_Assignment_: The response should consist of every record, reproduced exactly.

_Supplied material_:
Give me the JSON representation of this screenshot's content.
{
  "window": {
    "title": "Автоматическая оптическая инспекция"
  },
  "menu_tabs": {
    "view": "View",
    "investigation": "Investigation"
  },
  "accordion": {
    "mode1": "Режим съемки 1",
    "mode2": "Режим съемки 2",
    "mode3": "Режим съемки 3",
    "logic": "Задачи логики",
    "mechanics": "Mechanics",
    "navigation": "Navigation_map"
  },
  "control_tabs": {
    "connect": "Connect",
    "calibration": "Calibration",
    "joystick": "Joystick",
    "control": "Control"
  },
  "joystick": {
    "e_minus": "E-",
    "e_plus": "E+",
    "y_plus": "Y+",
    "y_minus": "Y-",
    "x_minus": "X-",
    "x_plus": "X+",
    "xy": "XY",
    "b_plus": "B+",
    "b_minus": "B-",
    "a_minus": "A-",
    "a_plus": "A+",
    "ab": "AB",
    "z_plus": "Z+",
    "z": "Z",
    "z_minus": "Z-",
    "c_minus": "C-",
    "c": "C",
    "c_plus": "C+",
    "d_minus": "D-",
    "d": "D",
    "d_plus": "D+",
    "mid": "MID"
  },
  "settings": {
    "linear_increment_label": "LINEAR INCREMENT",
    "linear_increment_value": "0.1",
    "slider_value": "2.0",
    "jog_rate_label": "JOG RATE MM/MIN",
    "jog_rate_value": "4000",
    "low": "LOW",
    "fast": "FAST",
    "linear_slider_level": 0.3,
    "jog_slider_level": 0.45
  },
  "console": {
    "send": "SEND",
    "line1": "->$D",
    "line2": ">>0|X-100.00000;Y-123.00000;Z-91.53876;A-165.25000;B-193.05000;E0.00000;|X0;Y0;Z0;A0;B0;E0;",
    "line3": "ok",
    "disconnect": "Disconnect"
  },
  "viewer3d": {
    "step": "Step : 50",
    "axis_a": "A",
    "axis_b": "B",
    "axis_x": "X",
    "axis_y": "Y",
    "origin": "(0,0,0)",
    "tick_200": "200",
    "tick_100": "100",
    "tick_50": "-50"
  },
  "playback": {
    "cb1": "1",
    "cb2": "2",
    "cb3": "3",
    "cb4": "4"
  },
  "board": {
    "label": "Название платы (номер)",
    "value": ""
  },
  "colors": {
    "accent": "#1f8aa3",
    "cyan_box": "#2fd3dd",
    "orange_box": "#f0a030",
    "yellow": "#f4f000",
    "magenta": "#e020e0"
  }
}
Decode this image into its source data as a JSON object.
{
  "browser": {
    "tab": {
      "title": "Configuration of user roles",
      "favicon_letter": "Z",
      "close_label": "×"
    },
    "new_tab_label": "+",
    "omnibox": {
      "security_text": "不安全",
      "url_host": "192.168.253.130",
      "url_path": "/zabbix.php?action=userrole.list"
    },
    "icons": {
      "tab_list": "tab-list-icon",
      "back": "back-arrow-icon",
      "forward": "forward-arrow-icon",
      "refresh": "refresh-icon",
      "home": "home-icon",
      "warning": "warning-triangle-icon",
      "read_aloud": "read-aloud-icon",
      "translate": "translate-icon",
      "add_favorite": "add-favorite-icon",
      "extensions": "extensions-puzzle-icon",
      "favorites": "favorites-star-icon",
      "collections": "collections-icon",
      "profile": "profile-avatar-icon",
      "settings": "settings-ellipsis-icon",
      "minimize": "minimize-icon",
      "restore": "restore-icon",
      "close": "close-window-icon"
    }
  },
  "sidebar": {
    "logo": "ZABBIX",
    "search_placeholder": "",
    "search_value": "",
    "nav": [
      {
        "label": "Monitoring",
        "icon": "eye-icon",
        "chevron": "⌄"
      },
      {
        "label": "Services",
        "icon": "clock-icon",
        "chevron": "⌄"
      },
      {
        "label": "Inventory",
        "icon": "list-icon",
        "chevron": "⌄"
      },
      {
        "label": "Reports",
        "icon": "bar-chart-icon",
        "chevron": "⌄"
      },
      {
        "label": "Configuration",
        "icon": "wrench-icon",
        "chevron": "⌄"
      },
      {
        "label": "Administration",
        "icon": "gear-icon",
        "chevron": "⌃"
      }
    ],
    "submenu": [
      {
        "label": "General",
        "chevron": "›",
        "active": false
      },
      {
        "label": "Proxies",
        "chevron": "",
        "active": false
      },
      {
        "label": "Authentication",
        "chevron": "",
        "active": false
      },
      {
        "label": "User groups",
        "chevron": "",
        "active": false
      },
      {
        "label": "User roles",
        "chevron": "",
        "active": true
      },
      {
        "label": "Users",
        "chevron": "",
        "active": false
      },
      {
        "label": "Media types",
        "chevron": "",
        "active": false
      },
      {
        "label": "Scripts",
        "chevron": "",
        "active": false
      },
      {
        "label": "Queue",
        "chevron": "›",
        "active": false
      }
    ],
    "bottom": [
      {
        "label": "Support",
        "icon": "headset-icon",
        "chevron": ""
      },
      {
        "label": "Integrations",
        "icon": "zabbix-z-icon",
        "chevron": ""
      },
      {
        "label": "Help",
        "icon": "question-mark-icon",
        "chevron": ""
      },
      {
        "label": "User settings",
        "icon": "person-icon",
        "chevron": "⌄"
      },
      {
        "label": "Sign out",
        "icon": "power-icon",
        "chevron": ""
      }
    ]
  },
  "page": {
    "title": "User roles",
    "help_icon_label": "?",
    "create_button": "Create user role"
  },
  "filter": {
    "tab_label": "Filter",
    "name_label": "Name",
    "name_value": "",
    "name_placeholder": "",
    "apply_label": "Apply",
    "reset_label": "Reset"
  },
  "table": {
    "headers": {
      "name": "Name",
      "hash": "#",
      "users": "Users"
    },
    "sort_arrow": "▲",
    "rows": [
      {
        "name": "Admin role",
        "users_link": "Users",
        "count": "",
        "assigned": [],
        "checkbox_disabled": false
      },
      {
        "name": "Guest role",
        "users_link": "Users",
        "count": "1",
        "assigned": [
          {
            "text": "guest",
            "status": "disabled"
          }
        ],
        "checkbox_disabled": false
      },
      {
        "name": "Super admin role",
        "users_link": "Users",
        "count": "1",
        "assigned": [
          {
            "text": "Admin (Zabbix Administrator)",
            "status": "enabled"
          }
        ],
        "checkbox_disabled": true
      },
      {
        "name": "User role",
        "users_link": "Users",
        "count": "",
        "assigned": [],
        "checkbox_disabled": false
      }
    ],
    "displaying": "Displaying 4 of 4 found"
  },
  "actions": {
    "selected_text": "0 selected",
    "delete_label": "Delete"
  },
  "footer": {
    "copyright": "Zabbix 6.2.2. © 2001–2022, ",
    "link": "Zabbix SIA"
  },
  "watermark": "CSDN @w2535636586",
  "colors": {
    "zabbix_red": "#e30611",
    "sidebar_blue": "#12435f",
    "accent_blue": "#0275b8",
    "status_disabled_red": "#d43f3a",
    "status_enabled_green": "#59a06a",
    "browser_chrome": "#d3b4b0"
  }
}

_Solution to the problem_:
Give me the JSON representation of this screenshot's content.
{
  "window": {
    "title": "Автоматическая оптическая инспекция"
  },
  "menu_tabs": {
    "view": "View",
    "investigation": "Investigation"
  },
  "accordion": {
    "mode1": "Режим съемки 1",
    "mode2": "Режим съемки 2",
    "mode3": "Режим съемки 3",
    "logic": "Задачи логики",
    "mechanics": "Mechanics",
    "navigation": "Navigation_map"
  },
  "control_tabs": {
    "connect": "Connect",
    "calibration": "Calibration",
    "joystick": "Joystick",
    "control": "Control"
  },
  "joystick": {
    "e_minus": "E-",
    "e_plus": "E+",
    "y_plus": "Y+",
    "y_minus": "Y-",
    "x_minus": "X-",
    "x_plus": "X+",
    "xy": "XY",
    "b_plus": "B+",
    "b_minus": "B-",
    "a_minus": "A-",
    "a_plus": "A+",
    "ab": "AB",
    "z_plus": "Z+",
    "z": "Z",
    "z_minus": "Z-",
    "c_minus": "C-",
    "c": "C",
    "c_plus": "C+",
    "d_minus": "D-",
    "d": "D",
    "d_plus": "D+",
    "mid": "MID"
  },
  "settings": {
    "linear_increment_label": "LINEAR INCREMENT",
    "linear_increment_value": "0.1",
    "slider_value": "2.0",
    "jog_rate_label": "JOG RATE MM/MIN",
    "jog_rate_value": "4000",
    "low": "LOW",
    "fast": "FAST",
    "linear_slider_level": 0.3,
    "jog_slider_level": 0.45
  },
  "console": {
    "send": "SEND",
    "line1": "->$D",
    "line2": ">>0|X-100.00000;Y-123.00000;Z-91.53876;A-165.25000;B-193.05000;E0.00000;|X0;Y0;Z0;A0;B0;E0;",
    "line3": "ok",
    "disconnect": "Disconnect"
  },
  "viewer3d": {
    "step": "Step : 50",
    "axis_a": "A",
    "axis_b": "B",
    "axis_x": "X",
    "axis_y": "Y",
    "origin": "(0,0,0)",
    "tick_200": "200",
    "tick_100": "100",
    "tick_50": "-50"
  },
  "playback": {
    "cb1": "1",
    "cb2": "2",
    "cb3": "3",
    "cb4": "4"
  },
  "board": {
    "label": "Название платы (номер)",
    "value": ""
  },
  "colors": {
    "accent": "#1f8aa3",
    "cyan_box": "#2fd3dd",
    "orange_box": "#f0a030",
    "yellow": "#f4f000",
    "magenta": "#e020e0"
  }
}
Decode this image into its source data as a JSON object.
{
  "browser": {
    "tab": {
      "title": "Configuration of user roles",
      "favicon_letter": "Z",
      "close_label": "×"
    },
    "new_tab_label": "+",
    "omnibox": {
      "security_text": "不安全",
      "url_host": "192.168.253.130",
      "url_path": "/zabbix.php?action=userrole.list"
    },
    "icons": {
      "tab_list": "tab-list-icon",
      "back": "back-arrow-icon",
      "forward": "forward-arrow-icon",
      "refresh": "refresh-icon",
      "home": "home-icon",
      "warning": "warning-triangle-icon",
      "read_aloud": "read-aloud-icon",
      "translate": "translate-icon",
      "add_favorite": "add-favorite-icon",
      "extensions": "extensions-puzzle-icon",
      "favorites": "favorites-star-icon",
      "collections": "collections-icon",
      "profile": "profile-avatar-icon",
      "settings": "settings-ellipsis-icon",
      "minimize": "minimize-icon",
      "restore": "restore-icon",
      "close": "close-window-icon"
    }
  },
  "sidebar": {
    "logo": "ZABBIX",
    "search_placeholder": "",
    "search_value": "",
    "nav": [
      {
        "label": "Monitoring",
        "icon": "eye-icon",
        "chevron": "⌄"
      },
      {
        "label": "Services",
        "icon": "clock-icon",
        "chevron": "⌄"
      },
      {
        "label": "Inventory",
        "icon": "list-icon",
        "chevron": "⌄"
      },
      {
        "label": "Reports",
        "icon": "bar-chart-icon",
        "chevron": "⌄"
      },
      {
        "label": "Configuration",
        "icon": "wrench-icon",
        "chevron": "⌄"
      },
      {
        "label": "Administration",
        "icon": "gear-icon",
        "chevron": "⌃"
      }
    ],
    "submenu": [
      {
        "label": "General",
        "chevron": "›",
        "active": false
      },
      {
        "label": "Proxies",
        "chevron": "",
        "active": false
      },
      {
        "label": "Authentication",
        "chevron": "",
        "active": false
      },
      {
        "label": "User groups",
        "chevron": "",
        "active": false
      },
      {
        "label": "User roles",
        "chevron": "",
        "active": true
      },
      {
        "label": "Users",
        "chevron": "",
        "active": false
      },
      {
        "label": "Media types",
        "chevron": "",
        "active": false
      },
      {
        "label": "Scripts",
        "chevron": "",
        "active": false
      },
      {
        "label": "Queue",
        "chevron": "›",
        "active": false
      }
    ],
    "bottom": [
      {
        "label": "Support",
        "icon": "headset-icon",
        "chevron": ""
      },
      {
        "label": "Integrations",
        "icon": "zabbix-z-icon",
        "chevron": ""
      },
      {
        "label": "Help",
        "icon": "question-mark-icon",
        "chevron": ""
      },
      {
        "label": "User settings",
        "icon": "person-icon",
        "chevron": "⌄"
      },
      {
        "label": "Sign out",
        "icon": "power-icon",
        "chevron": ""
      }
    ]
  },
  "page": {
    "title": "User roles",
    "help_icon_label": "?",
    "create_button": "Create user role"
  },
  "filter": {
    "tab_label": "Filter",
    "name_label": "Name",
    "name_value": "",
    "name_placeholder": "",
    "apply_label": "Apply",
    "reset_label": "Reset"
  },
  "table": {
    "headers": {
      "name": "Name",
      "hash": "#",
      "users": "Users"
    },
    "sort_arrow": "▲",
    "rows": [
      {
        "name": "Admin role",
        "users_link": "Users",
        "count": "",
        "assigned": [],
        "checkbox_disabled": false
      },
      {
        "name": "Guest role",
        "users_link": "Users",
        "count": "1",
        "assigned": [
          {
            "text": "guest",
            "status": "disabled"
          }
        ],
        "checkbox_disabled": false
      },
      {
        "name": "Super admin role",
        "users_link": "Users",
        "count": "1",
        "assigned": [
          {
            "text": "Admin (Zabbix Administrator)",
            "status": "enabled"
          }
        ],
        "checkbox_disabled": true
      },
      {
        "name": "User role",
        "users_link": "Users",
        "count": "",
        "assigned": [],
        "checkbox_disabled": false
      }
    ],
    "displaying": "Displaying 4 of 4 found"
  },
  "actions": {
    "selected_text": "0 selected",
    "delete_label": "Delete"
  },
  "footer": {
    "copyright": "Zabbix 6.2.2. © 2001–2022, ",
    "link": "Zabbix SIA"
  },
  "watermark": "CSDN @w2535636586",
  "colors": {
    "zabbix_red": "#e30611",
    "sidebar_blue": "#12435f",
    "accent_blue": "#0275b8",
    "status_disabled_red": "#d43f3a",
    "status_enabled_green": "#59a06a",
    "browser_chrome": "#d3b4b0"
  }
}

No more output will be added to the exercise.